I am a crusader for Good Governance. My mission is to contribute to the promotion of Good Governance and more specifically Democracy ideal for Uganda.
Saturday, July 21, 2012
13 YEARS OF UPE IN UGANDA
By CONAN BUSINGYE
THE Uganda Debt Network (UDN) recently released a damning report on the state of education in universal primary (UPE) and universal secondary education (USE) schools.
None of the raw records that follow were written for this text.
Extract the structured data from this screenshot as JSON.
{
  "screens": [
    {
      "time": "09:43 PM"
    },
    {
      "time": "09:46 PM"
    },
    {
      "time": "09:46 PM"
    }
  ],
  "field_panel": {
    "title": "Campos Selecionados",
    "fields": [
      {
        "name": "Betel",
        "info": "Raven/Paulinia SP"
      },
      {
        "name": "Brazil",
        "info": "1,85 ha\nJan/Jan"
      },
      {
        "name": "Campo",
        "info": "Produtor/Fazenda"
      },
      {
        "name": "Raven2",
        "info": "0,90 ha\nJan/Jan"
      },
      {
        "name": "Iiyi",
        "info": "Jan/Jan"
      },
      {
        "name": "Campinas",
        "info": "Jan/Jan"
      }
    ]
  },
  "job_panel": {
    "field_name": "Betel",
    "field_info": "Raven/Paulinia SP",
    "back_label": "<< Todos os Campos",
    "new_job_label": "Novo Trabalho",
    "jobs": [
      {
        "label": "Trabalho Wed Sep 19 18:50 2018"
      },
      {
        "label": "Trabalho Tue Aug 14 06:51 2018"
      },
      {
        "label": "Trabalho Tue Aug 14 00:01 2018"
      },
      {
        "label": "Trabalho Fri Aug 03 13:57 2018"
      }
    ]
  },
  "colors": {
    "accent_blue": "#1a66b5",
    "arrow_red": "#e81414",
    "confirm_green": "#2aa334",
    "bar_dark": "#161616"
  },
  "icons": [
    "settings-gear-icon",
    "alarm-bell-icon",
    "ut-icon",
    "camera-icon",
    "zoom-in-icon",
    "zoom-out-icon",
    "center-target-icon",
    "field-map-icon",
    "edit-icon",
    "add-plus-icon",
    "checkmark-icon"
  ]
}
However, all is not lost since the advent of UPE in 1997 and USE four years ago.
The UDN report followed a survey in selected schools in which parts of classrooms were found to have been converted into teachers’ accommodation, pupils shared latrines with teachers, girls and boys shared latrines and pupils studied in highly congested classrooms without desks.
However, despite the seemingly gloomy picture, the implementation of UPE and USE policies by President Yoweri Museveni’s Governments have been land-mark developments in Uganda’s education history.
First, Uganda was the first country in sub-Saharan Africa to introduce USE. One of the greatest achievements of UPE was the substantial increment in primary schools enrollment from around three million to over five million children in 1997 to todays over eight million.
With the introduction of USE, secondary schools enrollment also rose by over 100,000 to the current 790,000. The same programmes also saw education taking the lion share of the national budget, coming off the 7% in the 1990s to over 15% today.
The wealth bias that characterized access to primary education prior to the programmes have been eliminated. The 20% poorest households now have as high enrollment as the 20% richest households; with the 84% to 85% respective access to primary education, according to a 2004 World Bank study.
Large quantities of learning materials have been supplied in schools and reduced the pupil – textbook ratio. In 1993, there were 37 pupils per book, compared to today’s 3:1 for P3 and P4, for core subjects. Millions of three-seater desks have been supplied to pupils and over 5,000 pieces of furniture for school offices.
A massive investment of billions of shillings has been done to achieve this. But save for all this; pressure is mounting on the infrastructure and human resource, due to increasingly high enrolment every other year Challenges still about
However, despite the above achievements, challenges still abound. The UDN report corroborates the Education Standards Agency report and the 2012 USE headcount report calling for massive investment to improve the physical infrastructure as well as academic standards in the public primary and secondary sectors, lest the country loses all its gains.
The minimum standards stipulate that a class should not comprise more than 60 pupils, a desk should be for only three pupils, every latrine should be for 40 pupils, and that there should be at least 4 teachers’ houses per school.
However, all schools that were surveyed by UDN were found with a classroom to pupil ratios above 60 with some classes housing triple the expected number.
“Due to lack of enough space, some primary schools were found to have portioned classes to accommodate teachers who come from distant places or for other office work; hence forcing children to squeeze in the remaining small space,” reads the report. Similarly in the latest headcount report, it was revealed that up to 34% of USE schools were overcrowded and needed urgent decongestion.
The UDN report also showed acute shortage of furniture with most pupils sitting on the floor especially in Northern Uganda. Ariet primary school in Kapujan sub-county in Teso was found with a total of 777 pupils but with only 10 desks in use and 140 piled